Web page and app entries
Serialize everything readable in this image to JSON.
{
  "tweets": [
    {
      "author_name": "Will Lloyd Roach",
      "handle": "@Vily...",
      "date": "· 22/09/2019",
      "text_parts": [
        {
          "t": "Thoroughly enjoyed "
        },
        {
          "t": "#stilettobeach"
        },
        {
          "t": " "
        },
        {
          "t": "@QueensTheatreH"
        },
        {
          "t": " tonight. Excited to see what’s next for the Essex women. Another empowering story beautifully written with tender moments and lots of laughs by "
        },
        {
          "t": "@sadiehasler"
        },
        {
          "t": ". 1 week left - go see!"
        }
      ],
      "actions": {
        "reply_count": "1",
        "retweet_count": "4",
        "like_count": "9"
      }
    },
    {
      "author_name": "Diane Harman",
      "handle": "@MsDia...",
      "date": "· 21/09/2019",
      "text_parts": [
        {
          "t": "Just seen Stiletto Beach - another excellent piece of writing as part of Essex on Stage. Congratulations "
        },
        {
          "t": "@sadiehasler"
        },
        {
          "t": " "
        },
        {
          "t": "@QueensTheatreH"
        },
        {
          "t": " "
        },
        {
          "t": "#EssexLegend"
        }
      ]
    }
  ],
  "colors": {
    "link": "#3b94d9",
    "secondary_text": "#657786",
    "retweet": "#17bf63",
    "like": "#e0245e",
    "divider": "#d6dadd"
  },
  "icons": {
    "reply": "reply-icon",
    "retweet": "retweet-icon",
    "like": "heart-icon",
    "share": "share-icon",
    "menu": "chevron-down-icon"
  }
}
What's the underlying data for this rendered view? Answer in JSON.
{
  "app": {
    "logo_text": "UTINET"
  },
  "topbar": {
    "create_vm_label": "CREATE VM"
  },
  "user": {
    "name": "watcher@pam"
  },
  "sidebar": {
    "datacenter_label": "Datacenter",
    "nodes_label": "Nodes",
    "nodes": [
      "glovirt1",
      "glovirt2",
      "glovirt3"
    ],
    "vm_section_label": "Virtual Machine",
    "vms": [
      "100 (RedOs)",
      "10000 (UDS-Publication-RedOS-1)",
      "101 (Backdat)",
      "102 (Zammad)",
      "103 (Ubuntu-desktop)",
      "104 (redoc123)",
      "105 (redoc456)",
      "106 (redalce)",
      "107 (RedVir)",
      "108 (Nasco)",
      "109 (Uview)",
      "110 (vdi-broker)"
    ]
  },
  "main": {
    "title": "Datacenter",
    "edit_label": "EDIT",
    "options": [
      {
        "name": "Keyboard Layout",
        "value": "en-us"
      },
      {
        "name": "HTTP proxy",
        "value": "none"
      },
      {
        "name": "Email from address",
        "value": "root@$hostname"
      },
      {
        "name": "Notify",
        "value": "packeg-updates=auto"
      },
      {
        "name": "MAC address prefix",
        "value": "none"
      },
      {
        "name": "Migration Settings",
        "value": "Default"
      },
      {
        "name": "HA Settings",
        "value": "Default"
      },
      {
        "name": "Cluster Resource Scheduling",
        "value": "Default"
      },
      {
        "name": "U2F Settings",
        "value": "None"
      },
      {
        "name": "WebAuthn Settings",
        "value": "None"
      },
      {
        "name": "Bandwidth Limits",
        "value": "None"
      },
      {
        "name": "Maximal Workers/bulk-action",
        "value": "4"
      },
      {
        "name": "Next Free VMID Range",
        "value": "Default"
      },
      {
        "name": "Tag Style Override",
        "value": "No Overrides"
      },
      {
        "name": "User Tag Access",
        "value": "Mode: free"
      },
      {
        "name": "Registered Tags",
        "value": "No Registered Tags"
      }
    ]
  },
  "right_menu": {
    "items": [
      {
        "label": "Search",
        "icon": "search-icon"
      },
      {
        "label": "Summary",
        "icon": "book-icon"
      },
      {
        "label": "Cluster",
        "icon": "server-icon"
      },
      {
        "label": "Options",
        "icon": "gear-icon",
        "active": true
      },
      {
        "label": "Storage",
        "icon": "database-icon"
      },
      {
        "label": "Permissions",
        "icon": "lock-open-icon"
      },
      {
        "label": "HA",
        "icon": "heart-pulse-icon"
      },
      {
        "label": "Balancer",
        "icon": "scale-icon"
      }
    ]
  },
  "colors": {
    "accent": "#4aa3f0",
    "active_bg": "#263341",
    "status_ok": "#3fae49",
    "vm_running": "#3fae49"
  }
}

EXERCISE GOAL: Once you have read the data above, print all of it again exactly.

ANSWER BELOW:
Serialize everything readable in this image to JSON.
{
  "tweets": [
    {
      "author_name": "Will Lloyd Roach",
      "handle": "@Vily...",
      "date": "· 22/09/2019",
      "text_parts": [
        {
          "t": "Thoroughly enjoyed "
        },
        {
          "t": "#stilettobeach"
        },
        {
          "t": " "
        },
        {
          "t": "@QueensTheatreH"
        },
        {
          "t": " tonight. Excited to see what’s next for the Essex women. Another empowering story beautifully written with tender moments and lots of laughs by "
        },
        {
          "t": "@sadiehasler"
        },
        {
          "t": ". 1 week left - go see!"
        }
      ],
      "actions": {
        "reply_count": "1",
        "retweet_count": "4",
        "like_count": "9"
      }
    },
    {
      "author_name": "Diane Harman",
      "handle": "@MsDia...",
      "date": "· 21/09/2019",
      "text_parts": [
        {
          "t": "Just seen Stiletto Beach - another excellent piece of writing as part of Essex on Stage. Congratulations "
        },
        {
          "t": "@sadiehasler"
        },
        {
          "t": " "
        },
        {
          "t": "@QueensTheatreH"
        },
        {
          "t": " "
        },
        {
          "t": "#EssexLegend"
        }
      ]
    }
  ],
  "colors": {
    "link": "#3b94d9",
    "secondary_text": "#657786",
    "retweet": "#17bf63",
    "like": "#e0245e",
    "divider": "#d6dadd"
  },
  "icons": {
    "reply": "reply-icon",
    "retweet": "retweet-icon",
    "like": "heart-icon",
    "share": "share-icon",
    "menu": "chevron-down-icon"
  }
}
What's the underlying data for this rendered view? Answer in JSON.
{
  "app": {
    "logo_text": "UTINET"
  },
  "topbar": {
    "create_vm_label": "CREATE VM"
  },
  "user": {
    "name": "watcher@pam"
  },
  "sidebar": {
    "datacenter_label": "Datacenter",
    "nodes_label": "Nodes",
    "nodes": [
      "glovirt1",
      "glovirt2",
      "glovirt3"
    ],
    "vm_section_label": "Virtual Machine",
    "vms": [
      "100 (RedOs)",
      "10000 (UDS-Publication-RedOS-1)",
      "101 (Backdat)",
      "102 (Zammad)",
      "103 (Ubuntu-desktop)",
      "104 (redoc123)",
      "105 (redoc456)",
      "106 (redalce)",
      "107 (RedVir)",
      "108 (Nasco)",
      "109 (Uview)",
      "110 (vdi-broker)"
    ]
  },
  "main": {
    "title": "Datacenter",
    "edit_label": "EDIT",
    "options": [
      {
        "name": "Keyboard Layout",
        "value": "en-us"
      },
      {
        "name": "HTTP proxy",
        "value": "none"
      },
      {
        "name": "Email from address",
        "value": "root@$hostname"
      },
      {
        "name": "Notify",
        "value": "packeg-updates=auto"
      },
      {
        "name": "MAC address prefix",
        "value": "none"
      },
      {
        "name": "Migration Settings",
        "value": "Default"
      },
      {
        "name": "HA Settings",
        "value": "Default"
      },
      {
        "name": "Cluster Resource Scheduling",
        "value": "Default"
      },
      {
        "name": "U2F Settings",
        "value": "None"
      },
      {
        "name": "WebAuthn Settings",
        "value": "None"
      },
      {
        "name": "Bandwidth Limits",
        "value": "None"
      },
      {
        "name": "Maximal Workers/bulk-action",
        "value": "4"
      },
      {
        "name": "Next Free VMID Range",
        "value": "Default"
      },
      {
        "name": "Tag Style Override",
        "value": "No Overrides"
      },
      {
        "name": "User Tag Access",
        "value": "Mode: free"
      },
      {
        "name": "Registered Tags",
        "value": "No Registered Tags"
      }
    ]
  },
  "right_menu": {
    "items": [
      {
        "label": "Search",
        "icon": "search-icon"
      },
      {
        "label": "Summary",
        "icon": "book-icon"
      },
      {
        "label": "Cluster",
        "icon": "server-icon"
      },
      {
        "label": "Options",
        "icon": "gear-icon",
        "active": true
      },
      {
        "label": "Storage",
        "icon": "database-icon"
      },
      {
        "label": "Permissions",
        "icon": "lock-open-icon"
      },
      {
        "label": "HA",
        "icon": "heart-pulse-icon"
      },
      {
        "label": "Balancer",
        "icon": "scale-icon"
      }
    ]
  },
  "colors": {
    "accent": "#4aa3f0",
    "active_bg": "#263341",
    "status_ok": "#3fae49",
    "vm_running": "#3fae49"
  }
}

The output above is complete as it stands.